• **What you need to do**:
Among the entries below, find the lines with the word "data" and copy them.

=======

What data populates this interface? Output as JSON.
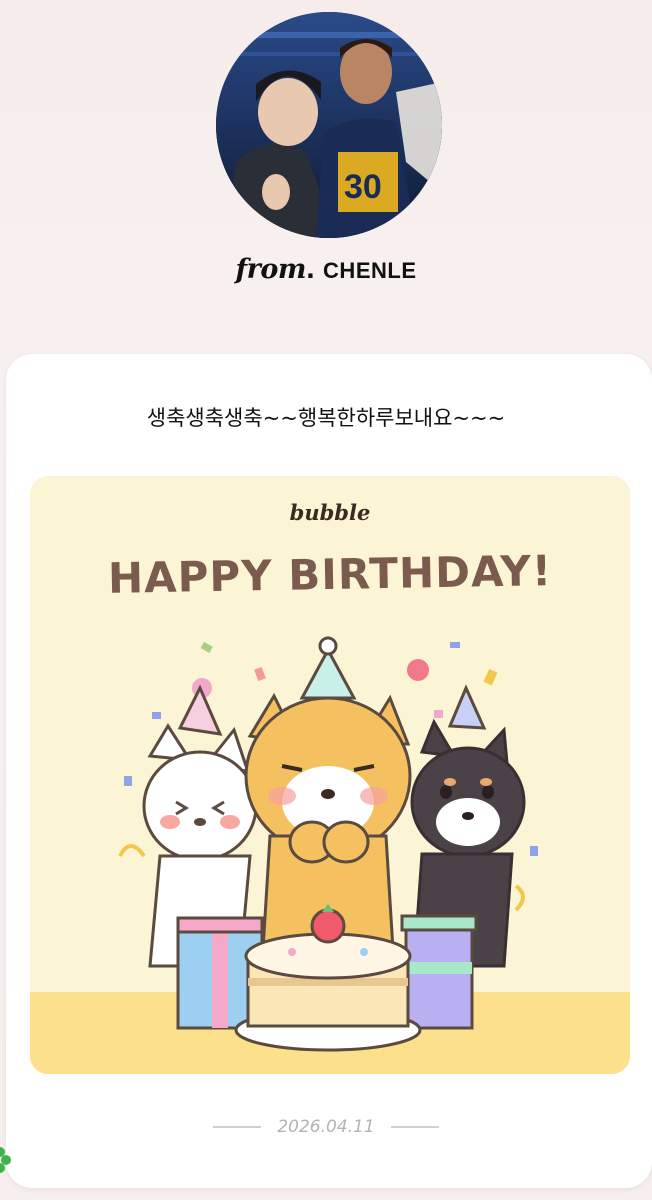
{
  "header": {
    "from_label": "from",
    "sender_name": "CHENLE"
  },
  "letter": {
    "message": "생축생축생축~~행복한하루보내요~~~",
    "card_logo": "bubble",
    "card_title": "HAPPY BIRTHDAY!",
    "date": "2026.04.11"
  },
  "colors": {
    "card_bg": "#fbf4d5",
    "card_band": "#fde08b",
    "title_brown": "#7b5b4d"
  }
}
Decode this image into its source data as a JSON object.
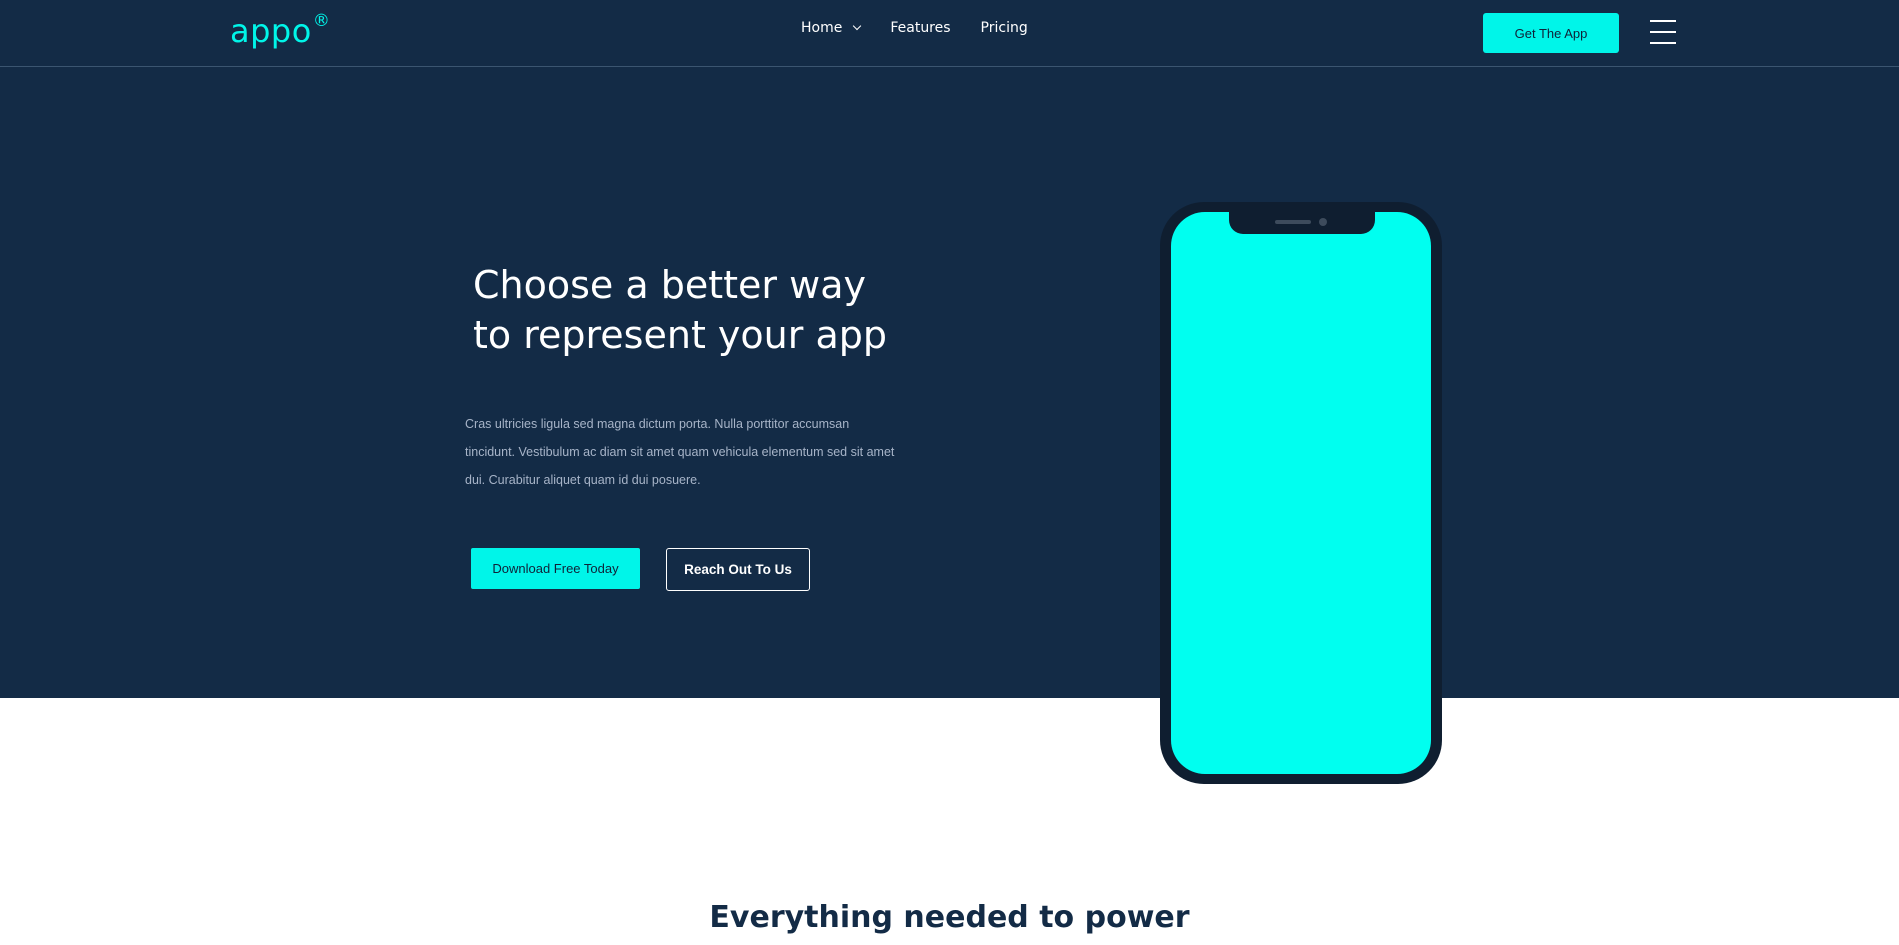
{
  "brand": {
    "name": "appo",
    "mark": "®"
  },
  "nav": {
    "items": [
      {
        "label": "Home",
        "has_dropdown": true
      },
      {
        "label": "Features",
        "has_dropdown": false
      },
      {
        "label": "Pricing",
        "has_dropdown": false
      }
    ],
    "cta_label": "Get The App",
    "menu_icon": "hamburger-icon"
  },
  "hero": {
    "title": "Choose a better way to represent your app",
    "text": "Cras ultricies ligula sed magna dictum porta. Nulla porttitor accumsan tincidunt. Vestibulum ac diam sit amet quam vehicula elementum sed sit amet dui. Curabitur aliquet quam id dui posuere.",
    "primary_button": "Download Free Today",
    "secondary_button": "Reach Out To Us"
  },
  "section": {
    "title": "Everything needed to power"
  },
  "colors": {
    "navy": "#132b46",
    "accent": "#00f5e9",
    "phone_screen": "#00fff0",
    "phone_body": "#0f1e30"
  }
}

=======

• **Solution**:
What data populates this interface? Output as JSON.
Decode this image into its source data as a JSON object.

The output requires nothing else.